Mulching is a valuable technique that's been used by gardeners for centuries. It provides moisture and temperature regulation for plant roots and soil, prevents or slows erosion, keeps competitive weeds at bay and keeps planting beds looking tidy. Organic mulches such as shredded bark, leaf mold or compost have the added benefit of enriching the soil over time, as the mulch breaks down and its component nutrients are released into the soil. Inorganic mulches like rubber, plastic or stone are used primarily to hold moisture and soil in place, and do not require frequent replenishment. Most plants will benefit throughout the year from this protection.
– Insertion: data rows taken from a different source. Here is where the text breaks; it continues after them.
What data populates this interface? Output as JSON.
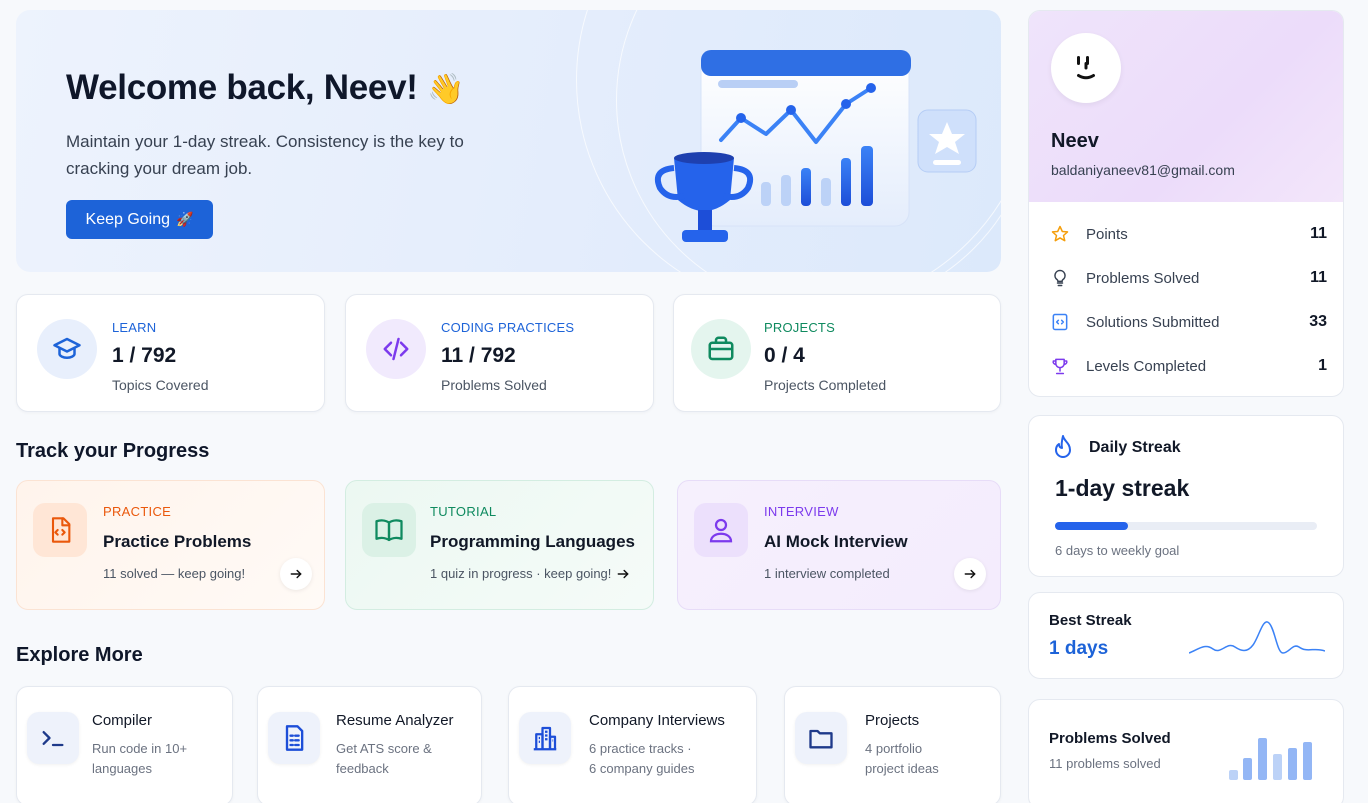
{
  "hero": {
    "title": "Welcome back, Neev!",
    "title_emoji": "👋",
    "subtitle": "Maintain your 1-day streak. Consistency is the key to cracking your dream job.",
    "button_label": "Keep Going",
    "button_emoji": "🚀"
  },
  "stats": [
    {
      "kicker": "LEARN",
      "value": "1 / 792",
      "caption": "Topics Covered",
      "color": "#1d63d8",
      "icon": "graduation-cap-icon"
    },
    {
      "kicker": "CODING PRACTICES",
      "value": "11 / 792",
      "caption": "Problems Solved",
      "color": "#7c3aed",
      "icon": "code-icon"
    },
    {
      "kicker": "PROJECTS",
      "value": "0 / 4",
      "caption": "Projects Completed",
      "color": "#059669",
      "icon": "briefcase-icon"
    }
  ],
  "track": {
    "title": "Track your Progress",
    "items": [
      {
        "kicker": "PRACTICE",
        "title": "Practice Problems",
        "desc": "11 solved — keep going!",
        "color": "#ea580c",
        "icon": "code-file-icon"
      },
      {
        "kicker": "TUTORIAL",
        "title": "Programming Languages",
        "desc": "1 quiz in progress · keep going!",
        "color": "#0f8a5f",
        "icon": "book-icon"
      },
      {
        "kicker": "INTERVIEW",
        "title": "AI Mock Interview",
        "desc": "1 interview completed",
        "color": "#7c3aed",
        "icon": "user-icon"
      }
    ]
  },
  "explore": {
    "title": "Explore More",
    "items": [
      {
        "title": "Compiler",
        "desc_line1": "Run code in 10+",
        "desc_line2": "languages",
        "icon": "terminal-icon"
      },
      {
        "title": "Resume Analyzer",
        "desc_line1": "Get ATS score &",
        "desc_line2": "feedback",
        "icon": "document-icon"
      },
      {
        "title": "Company Interviews",
        "desc_line1": "6 practice tracks ·",
        "desc_line2": "6 company guides",
        "icon": "building-icon"
      },
      {
        "title": "Projects",
        "desc_line1": "4 portfolio",
        "desc_line2": "project ideas",
        "icon": "folder-icon"
      }
    ]
  },
  "profile": {
    "name": "Neev",
    "email": "baldaniyaneev81@gmail.com",
    "stats": [
      {
        "label": "Points",
        "value": "11",
        "icon": "star-icon"
      },
      {
        "label": "Problems Solved",
        "value": "11",
        "icon": "lightbulb-icon"
      },
      {
        "label": "Solutions Submitted",
        "value": "33",
        "icon": "code-doc-icon"
      },
      {
        "label": "Levels Completed",
        "value": "1",
        "icon": "trophy-icon"
      }
    ]
  },
  "daily_streak": {
    "title": "Daily Streak",
    "value": "1-day streak",
    "progress": 0.28,
    "caption": "6 days to weekly goal"
  },
  "best_streak": {
    "title": "Best Streak",
    "value": "1 days"
  },
  "problems_solved": {
    "title": "Problems Solved",
    "caption": "11 problems solved"
  },
  "colors": {
    "accent": "#1d63d8",
    "text": "#111827",
    "muted": "#4b5563"
  }
}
Apply organic mulch around the base of individual plants, covering the full diameter zone. Alternatively, cover the entire soil surface in garden beds and borders with multiple plants. Mulch around the bases of trees and shrubs out to past the drip line to cover the soil carrying the bulk of the plant roots. Apply with a shovel or your hands, and create a level layer with the tines or back of a rake.
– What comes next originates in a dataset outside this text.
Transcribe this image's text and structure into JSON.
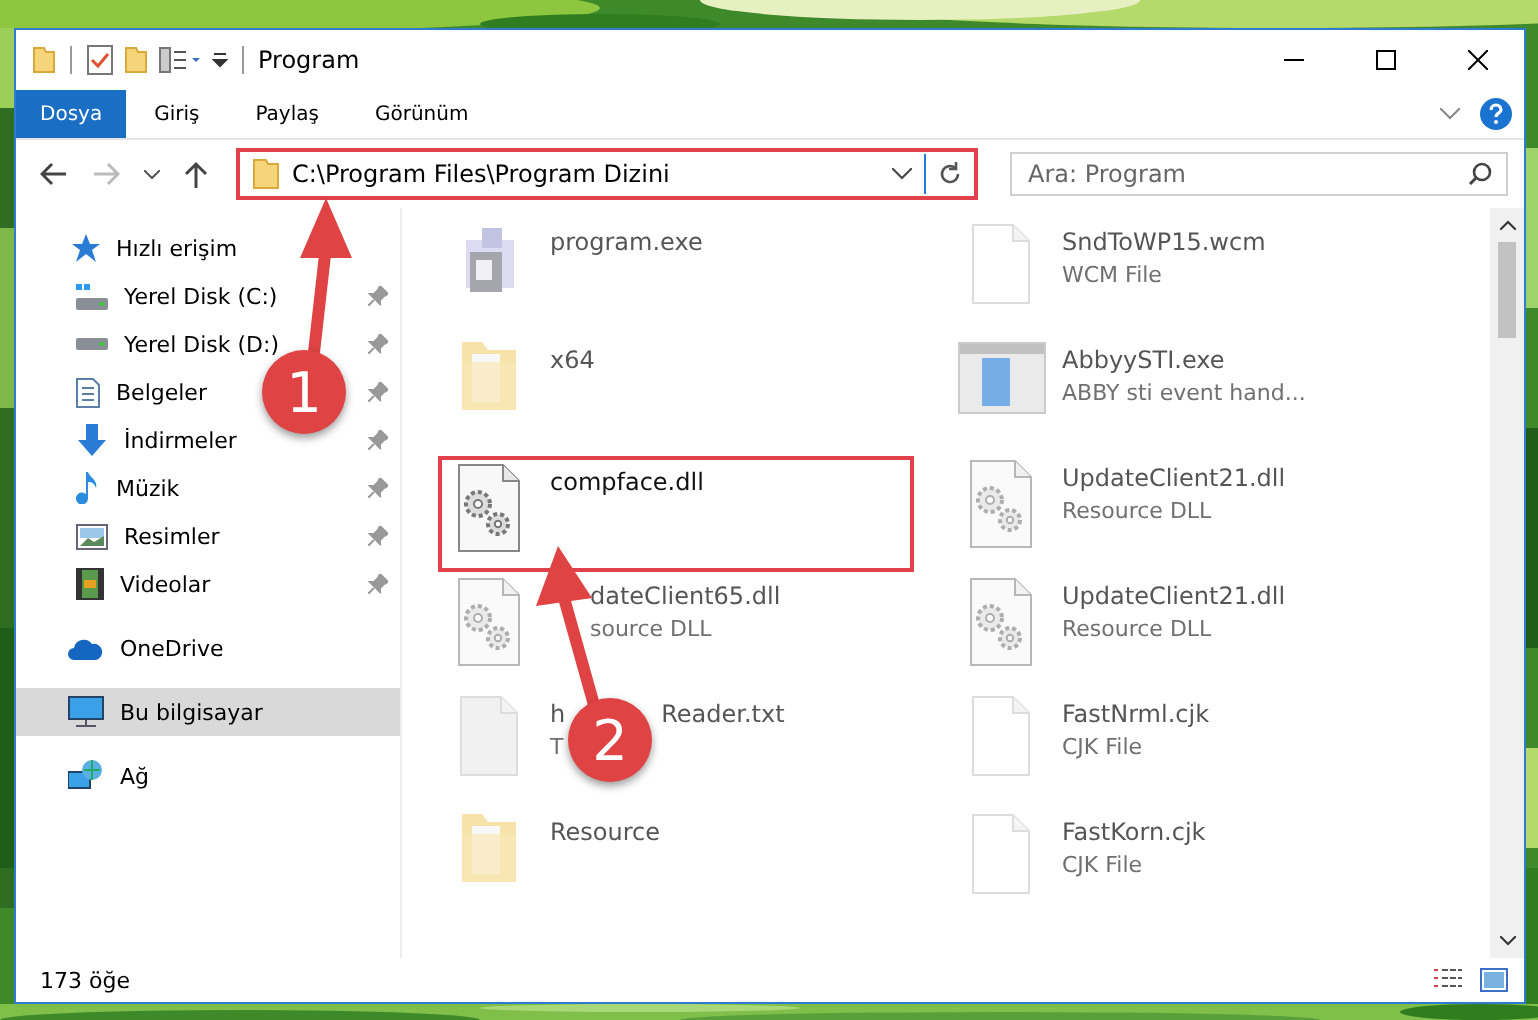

Place the mulch under the plant several inches out from the main stem or trunk, and continue the mulch layer to out past the drip line of the plant. Do not push mulch right up against the plant trunk or stem, as this can trap moisture and create conditions for disease. Depending on the size of the plant or tree, a buffer of several inches is sufficient. The smaller the plant, the smaller the mulch-free buffer zone should be.
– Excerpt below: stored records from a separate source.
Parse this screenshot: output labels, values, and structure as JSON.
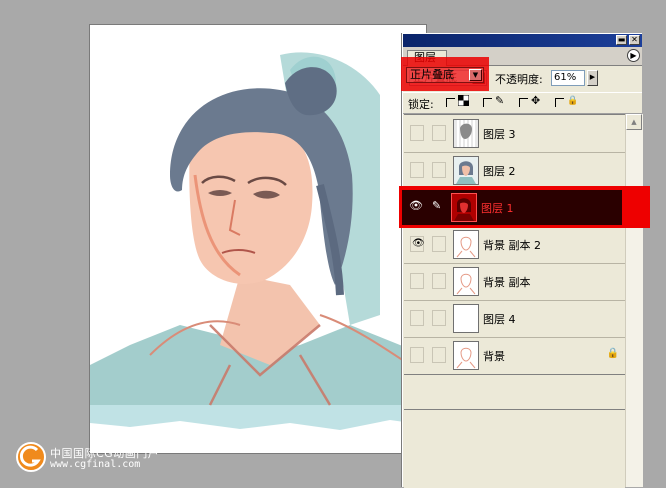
{
  "panel": {
    "tab_label": "图层",
    "titlebar_buttons": {
      "minimize": "▬",
      "close": "✕"
    },
    "menu_glyph": "▶"
  },
  "options": {
    "blend_mode": "正片叠底",
    "blend_arrow": "▼",
    "opacity_label": "不透明度:",
    "opacity_value": "61%",
    "opacity_arrow": "▶"
  },
  "lock": {
    "label": "锁定:",
    "items": [
      {
        "name": "lock-transparency",
        "icon": "checker-icon"
      },
      {
        "name": "lock-image",
        "icon": "brush-icon",
        "glyph": "✎"
      },
      {
        "name": "lock-position",
        "icon": "move-icon",
        "glyph": "✥"
      },
      {
        "name": "lock-all",
        "icon": "lock-icon",
        "glyph": "🔒"
      }
    ]
  },
  "layers": [
    {
      "name": "图层 3",
      "visible": false,
      "selected": false,
      "thumb": "sketch"
    },
    {
      "name": "图层 2",
      "visible": false,
      "selected": false,
      "thumb": "color-face"
    },
    {
      "name": "图层 1",
      "visible": true,
      "selected": true,
      "thumb": "red-face"
    },
    {
      "name": "背景 副本 2",
      "visible": true,
      "selected": false,
      "thumb": "line-face"
    },
    {
      "name": "背景 副本",
      "visible": false,
      "selected": false,
      "thumb": "line-face"
    },
    {
      "name": "图层 4",
      "visible": false,
      "selected": false,
      "thumb": "blank"
    },
    {
      "name": "背景",
      "visible": false,
      "selected": false,
      "thumb": "line-face",
      "locked": true
    }
  ],
  "glyphs": {
    "eye": "👁",
    "brush": "✎",
    "lock": "🔒",
    "scroll_up": "▲"
  },
  "watermark": {
    "line1": "中国国际CG动画门户",
    "line2": "www.cgfinal.com"
  },
  "colors": {
    "highlight": "#ee0000",
    "selected_row": "#2a0000",
    "titlebar": "#0a246a",
    "panel_bg": "#ece9d8"
  }
}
Lay mulch in an even blanket over the soil in depths from 1 inch to 4 inches. Typically 1 to 3 inches is adequate for moisture retention, erosion control and temperature regulation. Mulch up to 4 inches deep when protecting plants, roots and bulbs from cold winter temperatures and wind. Mulch up to 4 inches in warm and dry climates for plants that prefer cool roots.